Segment Start: Dataset

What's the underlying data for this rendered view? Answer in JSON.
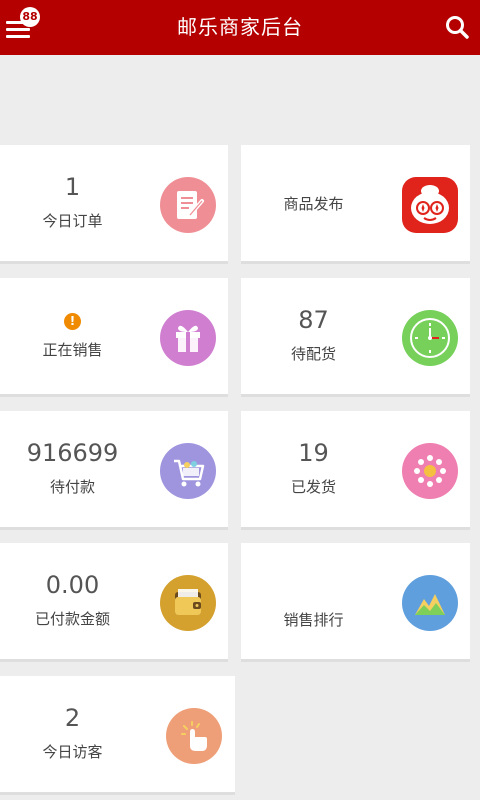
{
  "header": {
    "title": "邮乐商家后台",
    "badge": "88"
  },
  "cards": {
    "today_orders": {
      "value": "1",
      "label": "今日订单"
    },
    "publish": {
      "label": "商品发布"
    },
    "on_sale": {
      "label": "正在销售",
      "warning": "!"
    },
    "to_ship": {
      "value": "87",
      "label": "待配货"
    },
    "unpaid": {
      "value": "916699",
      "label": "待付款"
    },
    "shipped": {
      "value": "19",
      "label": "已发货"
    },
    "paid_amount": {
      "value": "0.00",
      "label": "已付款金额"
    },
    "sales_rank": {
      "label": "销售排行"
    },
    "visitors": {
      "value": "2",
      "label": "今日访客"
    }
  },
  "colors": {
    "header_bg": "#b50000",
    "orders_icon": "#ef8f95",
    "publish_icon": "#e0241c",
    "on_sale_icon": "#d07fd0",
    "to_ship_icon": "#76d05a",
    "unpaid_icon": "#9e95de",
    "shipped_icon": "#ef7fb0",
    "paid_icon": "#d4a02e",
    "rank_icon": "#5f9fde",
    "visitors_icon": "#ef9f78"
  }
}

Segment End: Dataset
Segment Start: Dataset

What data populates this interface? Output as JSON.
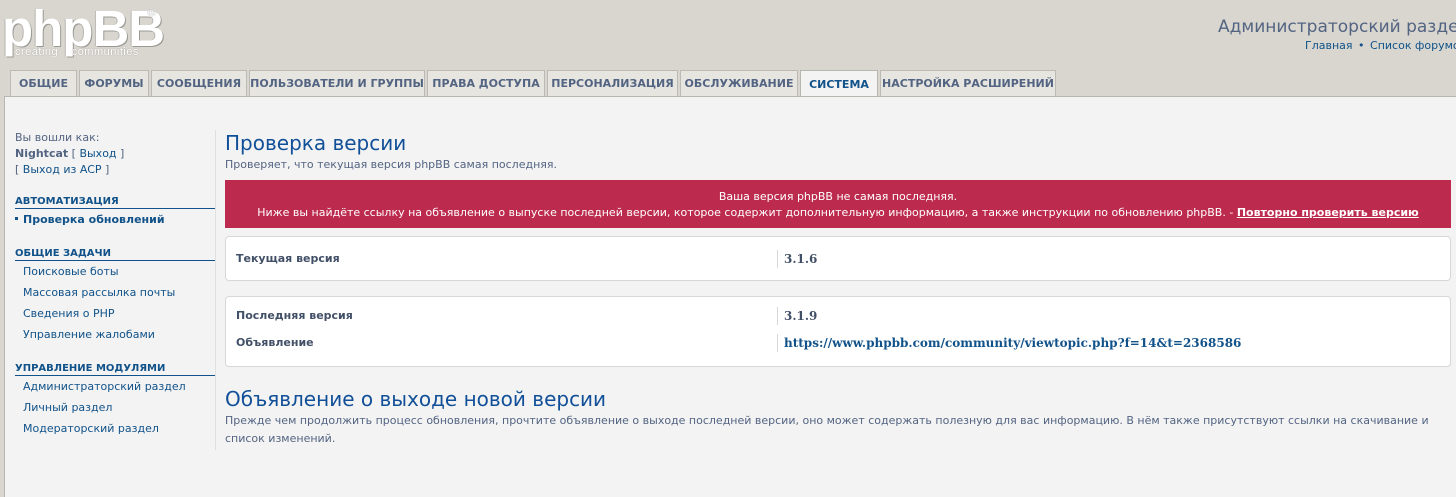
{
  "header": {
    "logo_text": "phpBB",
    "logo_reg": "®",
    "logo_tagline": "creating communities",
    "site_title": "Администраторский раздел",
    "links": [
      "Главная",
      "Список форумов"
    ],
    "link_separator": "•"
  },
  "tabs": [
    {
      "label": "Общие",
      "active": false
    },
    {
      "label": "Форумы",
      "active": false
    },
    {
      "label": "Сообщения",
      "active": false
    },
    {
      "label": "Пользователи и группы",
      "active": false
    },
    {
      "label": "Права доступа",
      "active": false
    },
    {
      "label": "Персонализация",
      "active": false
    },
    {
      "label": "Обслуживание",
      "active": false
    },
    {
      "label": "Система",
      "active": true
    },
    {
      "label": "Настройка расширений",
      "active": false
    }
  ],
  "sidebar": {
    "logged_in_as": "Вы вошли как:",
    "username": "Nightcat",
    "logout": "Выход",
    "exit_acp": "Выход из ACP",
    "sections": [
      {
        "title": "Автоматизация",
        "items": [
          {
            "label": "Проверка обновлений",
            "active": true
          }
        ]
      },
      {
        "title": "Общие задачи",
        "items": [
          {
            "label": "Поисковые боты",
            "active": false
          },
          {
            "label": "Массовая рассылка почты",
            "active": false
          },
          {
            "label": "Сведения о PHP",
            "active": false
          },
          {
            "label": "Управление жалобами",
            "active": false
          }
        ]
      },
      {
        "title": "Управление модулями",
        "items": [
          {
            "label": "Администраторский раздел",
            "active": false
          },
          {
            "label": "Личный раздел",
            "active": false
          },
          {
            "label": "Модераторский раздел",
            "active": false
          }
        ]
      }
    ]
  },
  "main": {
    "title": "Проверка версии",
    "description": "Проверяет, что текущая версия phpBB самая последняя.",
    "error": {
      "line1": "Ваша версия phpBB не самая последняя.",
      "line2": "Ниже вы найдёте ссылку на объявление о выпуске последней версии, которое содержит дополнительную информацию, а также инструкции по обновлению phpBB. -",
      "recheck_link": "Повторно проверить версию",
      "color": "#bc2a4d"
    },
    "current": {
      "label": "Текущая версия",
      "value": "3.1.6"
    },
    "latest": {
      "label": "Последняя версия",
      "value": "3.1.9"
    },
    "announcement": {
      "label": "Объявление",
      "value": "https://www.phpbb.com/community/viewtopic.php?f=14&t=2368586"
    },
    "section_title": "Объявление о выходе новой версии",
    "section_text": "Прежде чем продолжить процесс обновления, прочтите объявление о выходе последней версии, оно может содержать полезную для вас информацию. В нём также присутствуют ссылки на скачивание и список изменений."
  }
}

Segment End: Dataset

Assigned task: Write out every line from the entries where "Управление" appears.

Solution for this problem:
            "label": "Управление жалобами",
        "title": "Управление модулями",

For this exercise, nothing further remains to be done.